I had a great work day experience at the West Broad Street community garden today participating in a composting workshop. Our compost expert was an undergrad student at the University of Georgia, Athens and was so knowledgeable and helpful in getting us to all understand the process of composting. We discussed the differences between anaerobic and aerobic composting and the ways in which each needs to be dealt with. Essentially we created what was called “windrows”, piles of organic matter set up in striations of nitrogen rich materials(coffee grinds) alternating with carbon rich materials (brown matter) on top of a tube without holes throughout that is able to carry oxygen throughout the pile. The whole idea is that oxygenated compost will speed up the process of composting. Volunteers and Interns got to sort through piles, learning about different ways to more efficiently compost. We moved difficult to compost items like heavy pieces of wood, which will be broken down in a wood chip machine so this week to assist in their decomposition process. All and all the workshop was informative and definitely a “work” shop in the truest sense of the word.
Some of the things I noticed was the incredible odor coming from the anaerobically decomposing compost as opposed to the “windrows”. The odor of methane and sulfur was evident coming from the compost matter that wasn’t aerated and allowed more regular exposure to oxygen.

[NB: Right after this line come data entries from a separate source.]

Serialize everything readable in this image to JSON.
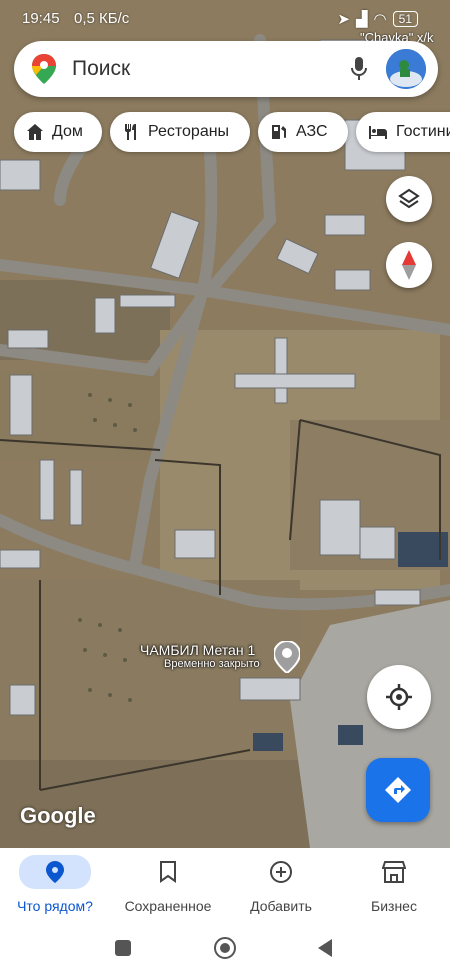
{
  "status_bar": {
    "time": "19:45",
    "speed": "0,5 КБ/с",
    "battery": "51"
  },
  "search": {
    "placeholder": "Поиск"
  },
  "map_labels": {
    "top_right": "\"Chavka\" x/k"
  },
  "chips": [
    {
      "label": "Дом",
      "icon": "home-icon"
    },
    {
      "label": "Рестораны",
      "icon": "restaurant-icon"
    },
    {
      "label": "АЗС",
      "icon": "gas-station-icon"
    },
    {
      "label": "Гостини",
      "icon": "hotel-icon"
    }
  ],
  "poi": {
    "name": "ЧАМБИЛ Метан 1",
    "status": "Временно закрыто"
  },
  "brand": {
    "logo": "Google"
  },
  "bottom_nav": [
    {
      "label": "Что рядом?",
      "icon": "explore-pin-icon",
      "active": true
    },
    {
      "label": "Сохраненное",
      "icon": "bookmark-icon"
    },
    {
      "label": "Добавить",
      "icon": "add-circle-icon"
    },
    {
      "label": "Бизнес",
      "icon": "store-icon"
    }
  ],
  "colors": {
    "accent": "#1a73e8",
    "active_nav_bg": "#d3e3fd"
  }
}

My daughter is here watering the shitake mushroom logs..Lots of fun times at the Garden